_DIRECTIONS FOR THIS TASK_
The lines you return should be those containing the string "Inflatie", taken from the data below.

_AVAILABLE DATA_
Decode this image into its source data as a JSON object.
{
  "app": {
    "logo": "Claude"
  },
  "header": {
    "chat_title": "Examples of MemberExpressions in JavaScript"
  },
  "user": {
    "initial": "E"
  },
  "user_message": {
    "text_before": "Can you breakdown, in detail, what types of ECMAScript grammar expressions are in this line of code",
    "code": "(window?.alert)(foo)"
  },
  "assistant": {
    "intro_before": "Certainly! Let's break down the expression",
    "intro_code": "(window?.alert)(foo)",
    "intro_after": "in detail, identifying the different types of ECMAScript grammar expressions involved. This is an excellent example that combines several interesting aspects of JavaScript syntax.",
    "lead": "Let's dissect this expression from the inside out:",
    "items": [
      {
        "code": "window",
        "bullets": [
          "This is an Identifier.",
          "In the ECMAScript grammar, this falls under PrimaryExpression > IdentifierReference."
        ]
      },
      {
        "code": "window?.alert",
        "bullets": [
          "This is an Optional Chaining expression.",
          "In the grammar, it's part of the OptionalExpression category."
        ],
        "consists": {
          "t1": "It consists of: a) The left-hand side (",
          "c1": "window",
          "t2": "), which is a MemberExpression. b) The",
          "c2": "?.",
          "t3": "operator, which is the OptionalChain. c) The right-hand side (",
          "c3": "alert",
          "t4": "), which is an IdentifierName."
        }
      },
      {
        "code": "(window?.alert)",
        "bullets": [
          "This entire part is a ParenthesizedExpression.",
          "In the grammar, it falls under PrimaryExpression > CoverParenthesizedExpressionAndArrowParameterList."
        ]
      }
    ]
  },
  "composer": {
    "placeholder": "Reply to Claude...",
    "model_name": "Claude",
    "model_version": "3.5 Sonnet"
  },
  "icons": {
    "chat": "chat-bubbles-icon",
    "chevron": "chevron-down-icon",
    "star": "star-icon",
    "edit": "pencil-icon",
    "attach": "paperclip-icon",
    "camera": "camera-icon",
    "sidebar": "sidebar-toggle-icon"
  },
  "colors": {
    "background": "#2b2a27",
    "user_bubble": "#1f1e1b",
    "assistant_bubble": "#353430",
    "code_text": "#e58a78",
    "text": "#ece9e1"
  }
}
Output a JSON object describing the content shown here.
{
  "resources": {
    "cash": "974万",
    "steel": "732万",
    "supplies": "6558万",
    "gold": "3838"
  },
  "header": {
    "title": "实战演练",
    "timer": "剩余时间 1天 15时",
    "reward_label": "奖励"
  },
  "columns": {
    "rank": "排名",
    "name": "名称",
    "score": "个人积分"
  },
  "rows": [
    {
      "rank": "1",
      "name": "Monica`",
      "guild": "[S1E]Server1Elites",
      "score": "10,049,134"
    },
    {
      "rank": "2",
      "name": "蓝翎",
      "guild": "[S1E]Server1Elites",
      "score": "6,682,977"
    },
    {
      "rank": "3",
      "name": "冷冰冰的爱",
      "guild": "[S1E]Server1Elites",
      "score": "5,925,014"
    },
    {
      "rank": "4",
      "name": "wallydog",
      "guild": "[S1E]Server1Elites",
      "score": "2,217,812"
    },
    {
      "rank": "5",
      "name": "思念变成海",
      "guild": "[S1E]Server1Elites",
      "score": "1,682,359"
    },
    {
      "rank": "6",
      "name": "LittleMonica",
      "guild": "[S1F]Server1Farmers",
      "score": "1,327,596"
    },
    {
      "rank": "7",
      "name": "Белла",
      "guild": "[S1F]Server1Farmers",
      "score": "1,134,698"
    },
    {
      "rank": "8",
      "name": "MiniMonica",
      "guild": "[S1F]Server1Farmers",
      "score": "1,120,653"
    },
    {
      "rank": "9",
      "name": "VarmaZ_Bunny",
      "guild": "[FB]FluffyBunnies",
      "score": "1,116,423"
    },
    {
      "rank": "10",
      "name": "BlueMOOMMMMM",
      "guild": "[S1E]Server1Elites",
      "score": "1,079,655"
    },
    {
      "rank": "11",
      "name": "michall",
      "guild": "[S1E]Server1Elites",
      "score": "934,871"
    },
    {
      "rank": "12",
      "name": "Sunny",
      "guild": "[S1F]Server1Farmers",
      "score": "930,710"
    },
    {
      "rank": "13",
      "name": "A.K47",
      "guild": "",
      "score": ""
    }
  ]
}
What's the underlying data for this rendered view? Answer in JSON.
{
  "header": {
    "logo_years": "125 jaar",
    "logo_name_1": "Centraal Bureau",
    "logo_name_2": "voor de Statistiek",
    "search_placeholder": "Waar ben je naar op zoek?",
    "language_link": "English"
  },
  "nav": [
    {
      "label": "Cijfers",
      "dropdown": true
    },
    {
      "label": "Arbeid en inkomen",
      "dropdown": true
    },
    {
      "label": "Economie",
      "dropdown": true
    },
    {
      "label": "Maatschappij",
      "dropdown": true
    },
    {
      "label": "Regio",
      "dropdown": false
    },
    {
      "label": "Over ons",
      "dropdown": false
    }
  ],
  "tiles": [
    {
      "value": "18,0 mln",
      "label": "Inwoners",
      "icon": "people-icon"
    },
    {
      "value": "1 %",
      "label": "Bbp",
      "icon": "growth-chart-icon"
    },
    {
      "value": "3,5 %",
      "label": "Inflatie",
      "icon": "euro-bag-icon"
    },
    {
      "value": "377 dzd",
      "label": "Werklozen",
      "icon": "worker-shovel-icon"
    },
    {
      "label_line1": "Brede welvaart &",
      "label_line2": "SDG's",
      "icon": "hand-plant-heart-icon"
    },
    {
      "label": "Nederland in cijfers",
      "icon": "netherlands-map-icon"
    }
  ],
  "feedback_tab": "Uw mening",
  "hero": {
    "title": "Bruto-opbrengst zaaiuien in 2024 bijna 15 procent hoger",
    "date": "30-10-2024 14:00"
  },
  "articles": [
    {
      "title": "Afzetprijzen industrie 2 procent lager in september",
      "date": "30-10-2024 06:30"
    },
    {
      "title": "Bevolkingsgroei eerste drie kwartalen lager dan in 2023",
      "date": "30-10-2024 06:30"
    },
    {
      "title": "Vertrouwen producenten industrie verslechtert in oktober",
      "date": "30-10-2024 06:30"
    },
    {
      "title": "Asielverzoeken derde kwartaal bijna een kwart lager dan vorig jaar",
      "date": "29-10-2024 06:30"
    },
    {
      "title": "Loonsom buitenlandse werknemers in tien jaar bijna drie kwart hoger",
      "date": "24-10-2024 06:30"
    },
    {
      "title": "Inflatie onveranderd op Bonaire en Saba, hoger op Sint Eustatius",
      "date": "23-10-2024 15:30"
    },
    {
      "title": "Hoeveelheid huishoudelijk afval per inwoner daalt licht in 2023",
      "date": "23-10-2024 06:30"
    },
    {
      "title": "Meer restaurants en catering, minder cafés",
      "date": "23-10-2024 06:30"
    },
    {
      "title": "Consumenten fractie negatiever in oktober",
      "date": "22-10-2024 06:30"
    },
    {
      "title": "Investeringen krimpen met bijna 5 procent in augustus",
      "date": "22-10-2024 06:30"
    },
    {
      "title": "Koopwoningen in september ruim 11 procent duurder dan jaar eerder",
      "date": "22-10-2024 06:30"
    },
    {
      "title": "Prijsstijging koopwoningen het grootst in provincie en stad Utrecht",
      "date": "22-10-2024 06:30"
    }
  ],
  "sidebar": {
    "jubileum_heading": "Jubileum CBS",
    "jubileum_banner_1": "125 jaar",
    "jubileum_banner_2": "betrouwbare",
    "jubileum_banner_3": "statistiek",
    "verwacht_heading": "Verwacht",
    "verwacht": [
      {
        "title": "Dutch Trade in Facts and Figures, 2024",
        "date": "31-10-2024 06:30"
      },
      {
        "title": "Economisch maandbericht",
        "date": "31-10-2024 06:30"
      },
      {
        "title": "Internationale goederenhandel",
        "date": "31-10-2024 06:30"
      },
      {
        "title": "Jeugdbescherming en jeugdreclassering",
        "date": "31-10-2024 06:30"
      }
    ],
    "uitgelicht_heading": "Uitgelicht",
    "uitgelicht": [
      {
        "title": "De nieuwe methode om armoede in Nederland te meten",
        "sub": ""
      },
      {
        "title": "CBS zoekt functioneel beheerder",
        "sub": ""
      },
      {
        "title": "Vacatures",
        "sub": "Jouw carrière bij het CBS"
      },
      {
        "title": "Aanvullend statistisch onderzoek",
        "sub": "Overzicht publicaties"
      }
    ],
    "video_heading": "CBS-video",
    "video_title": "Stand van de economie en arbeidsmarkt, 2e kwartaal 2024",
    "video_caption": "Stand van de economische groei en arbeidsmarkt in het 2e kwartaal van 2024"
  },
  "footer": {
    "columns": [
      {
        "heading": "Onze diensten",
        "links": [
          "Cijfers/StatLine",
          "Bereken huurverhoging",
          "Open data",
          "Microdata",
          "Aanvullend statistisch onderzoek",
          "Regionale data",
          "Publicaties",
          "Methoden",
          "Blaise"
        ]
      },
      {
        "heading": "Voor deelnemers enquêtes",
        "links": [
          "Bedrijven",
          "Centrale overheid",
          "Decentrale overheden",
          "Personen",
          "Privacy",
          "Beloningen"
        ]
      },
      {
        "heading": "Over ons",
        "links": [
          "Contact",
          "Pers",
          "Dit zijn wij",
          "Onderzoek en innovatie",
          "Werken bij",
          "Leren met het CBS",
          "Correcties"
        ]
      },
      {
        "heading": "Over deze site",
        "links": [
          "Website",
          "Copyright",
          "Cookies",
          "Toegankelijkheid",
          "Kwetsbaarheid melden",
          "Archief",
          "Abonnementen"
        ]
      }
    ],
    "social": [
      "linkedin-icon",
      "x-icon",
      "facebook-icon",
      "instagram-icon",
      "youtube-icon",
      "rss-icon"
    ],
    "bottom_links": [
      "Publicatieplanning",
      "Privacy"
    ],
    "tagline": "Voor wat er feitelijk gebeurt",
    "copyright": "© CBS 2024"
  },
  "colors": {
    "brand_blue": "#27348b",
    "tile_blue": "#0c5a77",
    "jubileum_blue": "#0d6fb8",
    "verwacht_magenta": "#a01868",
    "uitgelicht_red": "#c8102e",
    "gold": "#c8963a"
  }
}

_ANSWER SECTION_
      "label": "Inflatie",
      "title": "Inflatie onveranderd op Bonaire en Saba, hoger op Sint Eustatius",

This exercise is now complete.